Collected data entries:

+ + + + +

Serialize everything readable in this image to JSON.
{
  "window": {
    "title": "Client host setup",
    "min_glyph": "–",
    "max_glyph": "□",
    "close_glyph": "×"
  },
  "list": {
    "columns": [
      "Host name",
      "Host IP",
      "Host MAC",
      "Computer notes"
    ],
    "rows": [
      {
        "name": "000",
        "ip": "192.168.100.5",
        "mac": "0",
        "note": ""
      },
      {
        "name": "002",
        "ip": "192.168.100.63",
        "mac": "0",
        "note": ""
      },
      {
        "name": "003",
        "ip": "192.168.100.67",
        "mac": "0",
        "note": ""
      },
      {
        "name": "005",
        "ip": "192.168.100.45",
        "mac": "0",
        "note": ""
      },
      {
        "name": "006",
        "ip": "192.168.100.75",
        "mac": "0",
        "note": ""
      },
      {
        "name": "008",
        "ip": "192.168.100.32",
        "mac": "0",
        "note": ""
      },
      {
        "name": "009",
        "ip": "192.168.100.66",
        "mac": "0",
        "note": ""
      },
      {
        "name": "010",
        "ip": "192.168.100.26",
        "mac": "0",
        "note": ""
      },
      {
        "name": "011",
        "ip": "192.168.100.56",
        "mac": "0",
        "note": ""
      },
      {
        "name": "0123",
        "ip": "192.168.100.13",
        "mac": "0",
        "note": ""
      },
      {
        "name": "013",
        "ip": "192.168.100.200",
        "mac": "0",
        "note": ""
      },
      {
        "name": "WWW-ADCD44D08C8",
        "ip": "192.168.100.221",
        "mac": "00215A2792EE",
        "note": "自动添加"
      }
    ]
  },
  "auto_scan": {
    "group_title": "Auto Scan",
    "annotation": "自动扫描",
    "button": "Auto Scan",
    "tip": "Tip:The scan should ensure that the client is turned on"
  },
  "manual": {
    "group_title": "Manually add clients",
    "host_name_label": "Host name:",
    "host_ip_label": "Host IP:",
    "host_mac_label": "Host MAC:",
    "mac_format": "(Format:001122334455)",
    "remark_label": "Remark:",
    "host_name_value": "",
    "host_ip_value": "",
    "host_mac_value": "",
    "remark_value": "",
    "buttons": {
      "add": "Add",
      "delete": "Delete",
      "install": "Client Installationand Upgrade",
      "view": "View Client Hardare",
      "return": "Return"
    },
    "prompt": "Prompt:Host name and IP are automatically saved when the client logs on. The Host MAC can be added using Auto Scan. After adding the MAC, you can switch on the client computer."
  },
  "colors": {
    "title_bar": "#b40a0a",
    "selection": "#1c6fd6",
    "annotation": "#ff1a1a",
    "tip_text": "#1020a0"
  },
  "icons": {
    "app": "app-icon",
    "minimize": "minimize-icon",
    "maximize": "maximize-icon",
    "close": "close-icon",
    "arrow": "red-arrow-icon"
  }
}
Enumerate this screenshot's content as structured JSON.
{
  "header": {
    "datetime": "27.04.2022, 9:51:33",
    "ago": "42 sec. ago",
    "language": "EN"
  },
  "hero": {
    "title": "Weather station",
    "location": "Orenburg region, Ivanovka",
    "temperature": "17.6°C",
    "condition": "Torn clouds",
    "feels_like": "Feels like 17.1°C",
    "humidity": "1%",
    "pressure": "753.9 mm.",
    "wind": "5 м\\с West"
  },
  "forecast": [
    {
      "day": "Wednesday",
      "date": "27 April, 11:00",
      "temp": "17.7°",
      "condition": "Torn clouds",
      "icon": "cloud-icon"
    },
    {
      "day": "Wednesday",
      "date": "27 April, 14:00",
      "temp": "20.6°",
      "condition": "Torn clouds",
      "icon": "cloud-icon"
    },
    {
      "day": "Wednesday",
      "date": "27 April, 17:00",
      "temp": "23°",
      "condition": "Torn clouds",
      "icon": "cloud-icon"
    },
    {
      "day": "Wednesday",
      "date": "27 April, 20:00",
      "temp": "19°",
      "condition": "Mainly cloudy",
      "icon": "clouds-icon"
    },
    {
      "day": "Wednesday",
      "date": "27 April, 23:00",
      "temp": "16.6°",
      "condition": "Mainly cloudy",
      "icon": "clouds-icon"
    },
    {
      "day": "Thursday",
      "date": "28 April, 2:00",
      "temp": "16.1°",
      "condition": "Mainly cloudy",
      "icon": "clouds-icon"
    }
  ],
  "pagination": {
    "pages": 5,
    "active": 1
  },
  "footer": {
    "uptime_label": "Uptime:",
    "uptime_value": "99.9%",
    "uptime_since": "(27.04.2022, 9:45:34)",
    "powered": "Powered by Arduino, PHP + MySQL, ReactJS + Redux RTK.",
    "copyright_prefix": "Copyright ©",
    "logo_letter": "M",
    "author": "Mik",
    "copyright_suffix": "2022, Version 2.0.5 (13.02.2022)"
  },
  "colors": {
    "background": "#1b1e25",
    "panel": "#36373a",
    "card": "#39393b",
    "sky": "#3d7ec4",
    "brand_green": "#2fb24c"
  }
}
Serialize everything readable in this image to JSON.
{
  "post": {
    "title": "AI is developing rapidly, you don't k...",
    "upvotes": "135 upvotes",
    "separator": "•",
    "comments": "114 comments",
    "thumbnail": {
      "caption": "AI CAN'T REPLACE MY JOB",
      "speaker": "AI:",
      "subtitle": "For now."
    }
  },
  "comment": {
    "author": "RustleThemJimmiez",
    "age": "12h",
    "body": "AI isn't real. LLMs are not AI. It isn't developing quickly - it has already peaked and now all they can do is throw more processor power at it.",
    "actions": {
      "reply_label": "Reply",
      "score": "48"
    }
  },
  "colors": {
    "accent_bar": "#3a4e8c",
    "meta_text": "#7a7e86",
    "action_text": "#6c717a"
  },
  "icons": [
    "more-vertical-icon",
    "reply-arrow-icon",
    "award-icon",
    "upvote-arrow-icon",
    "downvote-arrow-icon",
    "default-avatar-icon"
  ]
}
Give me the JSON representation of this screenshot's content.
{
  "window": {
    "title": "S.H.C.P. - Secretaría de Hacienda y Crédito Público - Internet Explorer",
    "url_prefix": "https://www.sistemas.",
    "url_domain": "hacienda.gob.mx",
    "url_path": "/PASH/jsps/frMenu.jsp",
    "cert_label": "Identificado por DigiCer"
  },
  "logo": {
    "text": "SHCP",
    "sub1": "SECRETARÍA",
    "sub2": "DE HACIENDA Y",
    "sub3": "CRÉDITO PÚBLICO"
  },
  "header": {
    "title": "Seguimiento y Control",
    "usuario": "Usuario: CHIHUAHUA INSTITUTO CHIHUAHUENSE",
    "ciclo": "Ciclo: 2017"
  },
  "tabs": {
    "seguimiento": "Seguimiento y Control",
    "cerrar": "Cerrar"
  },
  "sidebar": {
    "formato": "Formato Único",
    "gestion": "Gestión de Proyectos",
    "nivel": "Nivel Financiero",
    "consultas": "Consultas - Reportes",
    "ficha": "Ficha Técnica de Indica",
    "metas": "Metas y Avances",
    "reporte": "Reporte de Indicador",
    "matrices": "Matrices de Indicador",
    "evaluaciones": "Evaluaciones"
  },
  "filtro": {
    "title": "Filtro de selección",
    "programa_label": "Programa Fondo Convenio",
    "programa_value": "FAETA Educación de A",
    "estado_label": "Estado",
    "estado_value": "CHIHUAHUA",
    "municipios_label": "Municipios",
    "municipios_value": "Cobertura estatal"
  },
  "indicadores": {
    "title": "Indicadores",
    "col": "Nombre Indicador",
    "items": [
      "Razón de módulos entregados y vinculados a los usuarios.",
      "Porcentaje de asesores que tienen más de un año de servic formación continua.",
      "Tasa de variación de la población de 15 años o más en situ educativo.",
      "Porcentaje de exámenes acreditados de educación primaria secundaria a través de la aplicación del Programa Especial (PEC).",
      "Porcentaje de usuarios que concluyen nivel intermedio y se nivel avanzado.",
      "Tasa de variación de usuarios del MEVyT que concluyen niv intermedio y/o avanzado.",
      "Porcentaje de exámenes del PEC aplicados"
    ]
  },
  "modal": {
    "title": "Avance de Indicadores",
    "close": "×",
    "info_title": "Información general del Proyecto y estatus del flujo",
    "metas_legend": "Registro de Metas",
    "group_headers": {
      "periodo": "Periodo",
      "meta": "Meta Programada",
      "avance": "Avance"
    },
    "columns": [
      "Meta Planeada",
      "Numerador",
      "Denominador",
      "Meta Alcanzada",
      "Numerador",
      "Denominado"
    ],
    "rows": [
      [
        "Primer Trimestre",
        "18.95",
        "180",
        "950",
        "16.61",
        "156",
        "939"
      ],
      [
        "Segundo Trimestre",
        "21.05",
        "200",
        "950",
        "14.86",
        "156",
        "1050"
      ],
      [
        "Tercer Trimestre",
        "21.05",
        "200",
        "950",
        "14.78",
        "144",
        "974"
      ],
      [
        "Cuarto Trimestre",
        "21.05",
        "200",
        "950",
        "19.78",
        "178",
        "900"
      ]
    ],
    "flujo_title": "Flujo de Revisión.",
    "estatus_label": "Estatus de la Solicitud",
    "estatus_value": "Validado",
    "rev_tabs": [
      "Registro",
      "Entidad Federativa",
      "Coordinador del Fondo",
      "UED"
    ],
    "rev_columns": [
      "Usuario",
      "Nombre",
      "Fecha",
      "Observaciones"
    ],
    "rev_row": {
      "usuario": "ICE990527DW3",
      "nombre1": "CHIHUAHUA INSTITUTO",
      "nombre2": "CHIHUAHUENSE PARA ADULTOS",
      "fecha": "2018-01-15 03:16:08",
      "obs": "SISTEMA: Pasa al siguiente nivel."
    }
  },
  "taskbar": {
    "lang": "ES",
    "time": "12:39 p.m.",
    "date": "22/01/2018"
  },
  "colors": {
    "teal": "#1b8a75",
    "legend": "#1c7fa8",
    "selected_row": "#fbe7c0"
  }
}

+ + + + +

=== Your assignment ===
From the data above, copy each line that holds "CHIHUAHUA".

=== Written solution ===
    "usuario": "Usuario: CHIHUAHUA INSTITUTO CHIHUAHUENSE",
    "estado_value": "CHIHUAHUA",
      "nombre1": "CHIHUAHUA INSTITUTO",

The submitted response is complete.